Problem to work on
Going through the entries below, tally the lines that hold the word "friends" and state the result alone.

━━━ Listed records ━━━

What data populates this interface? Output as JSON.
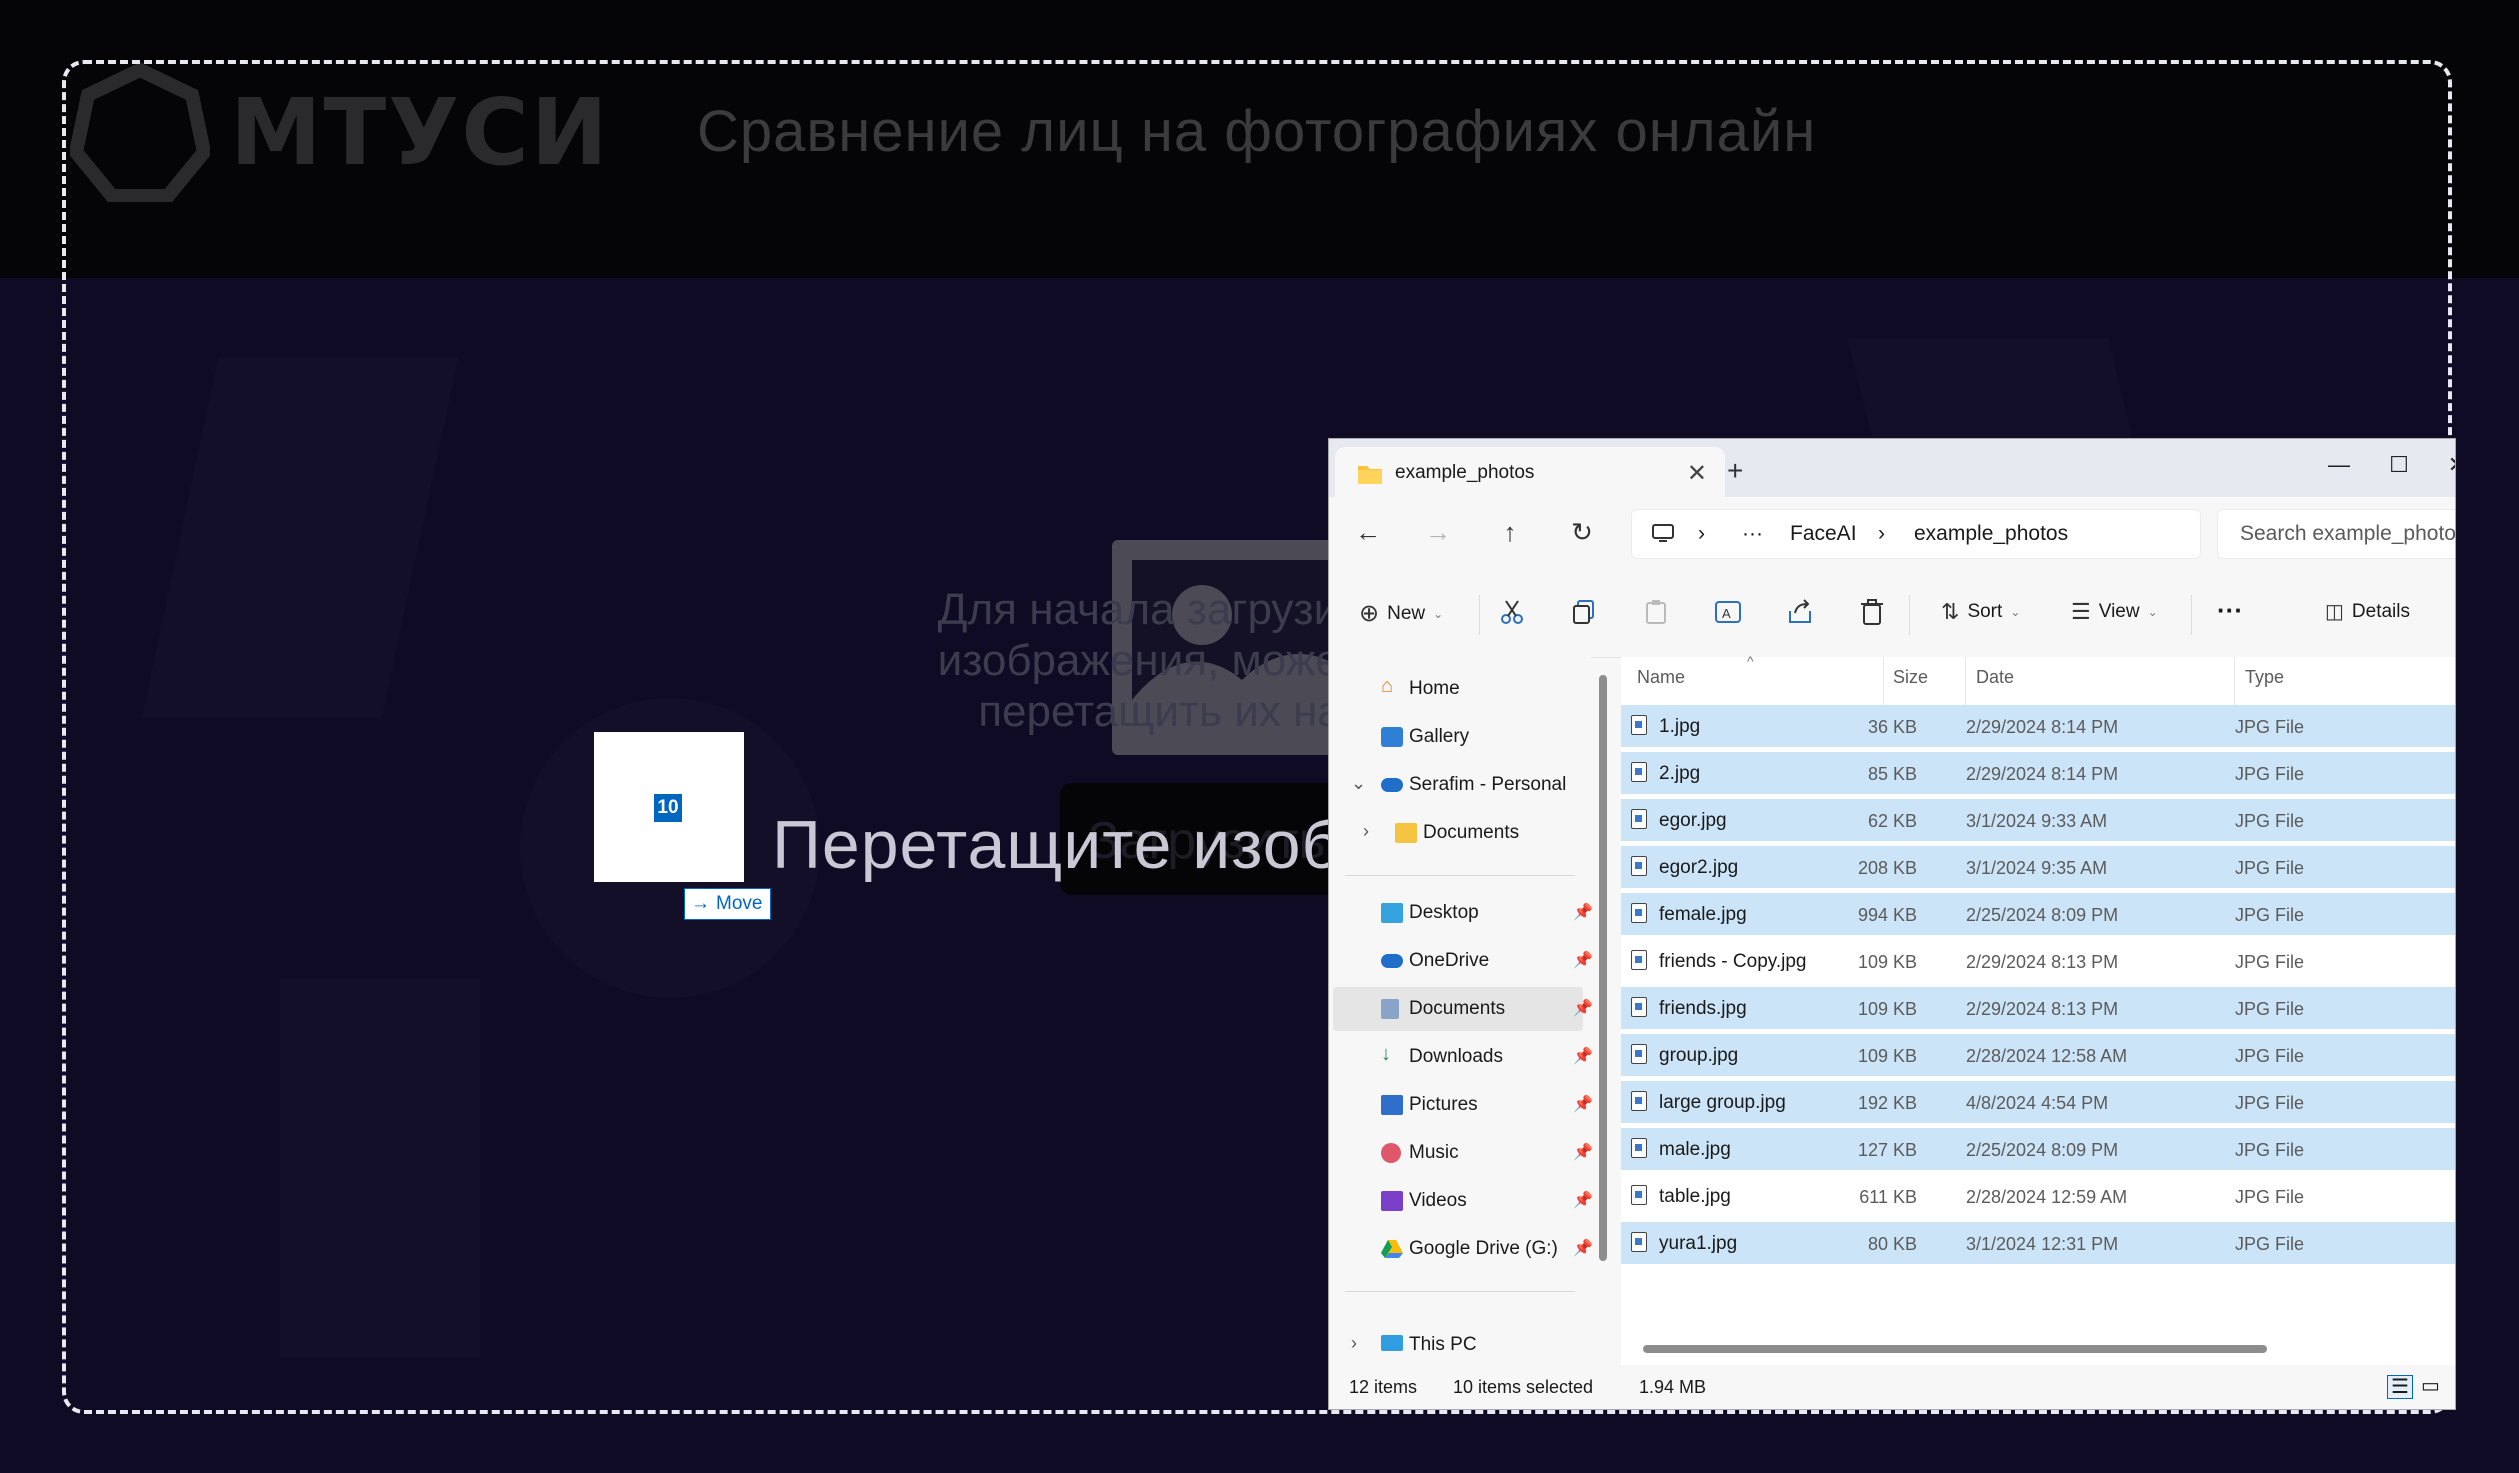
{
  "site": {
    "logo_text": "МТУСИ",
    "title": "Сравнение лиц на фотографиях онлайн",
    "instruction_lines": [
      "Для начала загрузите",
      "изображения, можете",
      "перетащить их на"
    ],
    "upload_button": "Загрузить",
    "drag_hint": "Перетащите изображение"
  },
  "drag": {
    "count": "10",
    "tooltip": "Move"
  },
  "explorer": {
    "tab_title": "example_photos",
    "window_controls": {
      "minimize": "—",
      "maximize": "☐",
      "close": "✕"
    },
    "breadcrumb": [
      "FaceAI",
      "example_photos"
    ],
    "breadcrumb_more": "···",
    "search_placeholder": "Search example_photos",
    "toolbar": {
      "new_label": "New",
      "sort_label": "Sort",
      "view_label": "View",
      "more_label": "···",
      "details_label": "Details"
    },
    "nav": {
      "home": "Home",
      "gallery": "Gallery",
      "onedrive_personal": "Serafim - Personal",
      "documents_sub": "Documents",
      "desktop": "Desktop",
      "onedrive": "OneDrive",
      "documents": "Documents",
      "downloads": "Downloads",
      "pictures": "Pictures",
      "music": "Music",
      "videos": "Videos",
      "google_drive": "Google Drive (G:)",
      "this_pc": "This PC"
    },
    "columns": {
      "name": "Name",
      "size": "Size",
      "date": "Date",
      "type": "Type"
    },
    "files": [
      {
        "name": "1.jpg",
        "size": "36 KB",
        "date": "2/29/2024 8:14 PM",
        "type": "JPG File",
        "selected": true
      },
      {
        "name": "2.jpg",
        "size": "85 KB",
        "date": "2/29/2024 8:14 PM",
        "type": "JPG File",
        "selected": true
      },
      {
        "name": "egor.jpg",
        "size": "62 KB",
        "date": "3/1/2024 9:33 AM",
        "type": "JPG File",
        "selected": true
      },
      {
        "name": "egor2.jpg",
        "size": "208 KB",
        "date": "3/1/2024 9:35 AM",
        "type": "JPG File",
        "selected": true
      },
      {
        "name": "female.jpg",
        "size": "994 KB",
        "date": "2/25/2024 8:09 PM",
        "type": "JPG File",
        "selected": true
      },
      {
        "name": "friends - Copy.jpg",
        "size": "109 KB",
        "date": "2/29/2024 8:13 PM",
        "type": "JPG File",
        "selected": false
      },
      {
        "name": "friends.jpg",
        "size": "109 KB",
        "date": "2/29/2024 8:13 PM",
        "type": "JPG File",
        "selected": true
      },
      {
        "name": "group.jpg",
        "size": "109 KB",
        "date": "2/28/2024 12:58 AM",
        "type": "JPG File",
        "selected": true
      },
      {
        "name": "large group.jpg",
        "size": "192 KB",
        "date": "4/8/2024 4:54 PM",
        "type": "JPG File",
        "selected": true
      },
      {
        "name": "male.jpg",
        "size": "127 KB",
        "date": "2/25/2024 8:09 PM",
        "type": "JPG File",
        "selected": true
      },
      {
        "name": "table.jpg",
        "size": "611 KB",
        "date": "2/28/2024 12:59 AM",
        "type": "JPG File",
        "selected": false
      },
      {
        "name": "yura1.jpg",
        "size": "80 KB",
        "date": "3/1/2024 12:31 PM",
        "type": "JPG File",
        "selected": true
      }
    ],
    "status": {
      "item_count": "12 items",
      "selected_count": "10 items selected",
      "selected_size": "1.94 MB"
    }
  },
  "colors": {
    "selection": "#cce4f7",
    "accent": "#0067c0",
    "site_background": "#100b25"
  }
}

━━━
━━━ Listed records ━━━

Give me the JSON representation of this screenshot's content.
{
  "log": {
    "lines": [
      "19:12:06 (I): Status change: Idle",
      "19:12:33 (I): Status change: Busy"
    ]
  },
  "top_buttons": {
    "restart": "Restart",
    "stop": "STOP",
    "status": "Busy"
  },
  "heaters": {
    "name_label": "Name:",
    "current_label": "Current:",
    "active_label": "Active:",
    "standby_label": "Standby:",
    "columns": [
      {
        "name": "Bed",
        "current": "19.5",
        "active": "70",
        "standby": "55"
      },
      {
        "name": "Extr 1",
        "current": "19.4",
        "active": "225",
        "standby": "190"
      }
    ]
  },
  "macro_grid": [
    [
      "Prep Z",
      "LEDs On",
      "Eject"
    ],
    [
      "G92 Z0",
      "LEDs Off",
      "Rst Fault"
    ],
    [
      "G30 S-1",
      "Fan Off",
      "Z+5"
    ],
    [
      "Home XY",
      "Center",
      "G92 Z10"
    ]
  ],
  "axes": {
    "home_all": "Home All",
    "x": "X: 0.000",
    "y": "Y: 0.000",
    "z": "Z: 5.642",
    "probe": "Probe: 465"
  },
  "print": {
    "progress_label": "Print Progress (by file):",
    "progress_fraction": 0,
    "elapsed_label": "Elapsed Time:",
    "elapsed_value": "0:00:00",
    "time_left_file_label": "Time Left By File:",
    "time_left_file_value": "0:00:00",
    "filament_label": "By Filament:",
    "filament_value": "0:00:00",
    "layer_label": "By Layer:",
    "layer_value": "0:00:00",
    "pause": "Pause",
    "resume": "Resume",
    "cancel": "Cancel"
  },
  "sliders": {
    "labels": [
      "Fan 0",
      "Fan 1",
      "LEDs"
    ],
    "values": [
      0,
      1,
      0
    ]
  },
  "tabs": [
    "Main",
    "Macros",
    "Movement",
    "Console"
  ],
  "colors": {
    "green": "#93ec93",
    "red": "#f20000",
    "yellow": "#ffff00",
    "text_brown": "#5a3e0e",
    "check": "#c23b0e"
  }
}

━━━

Result
2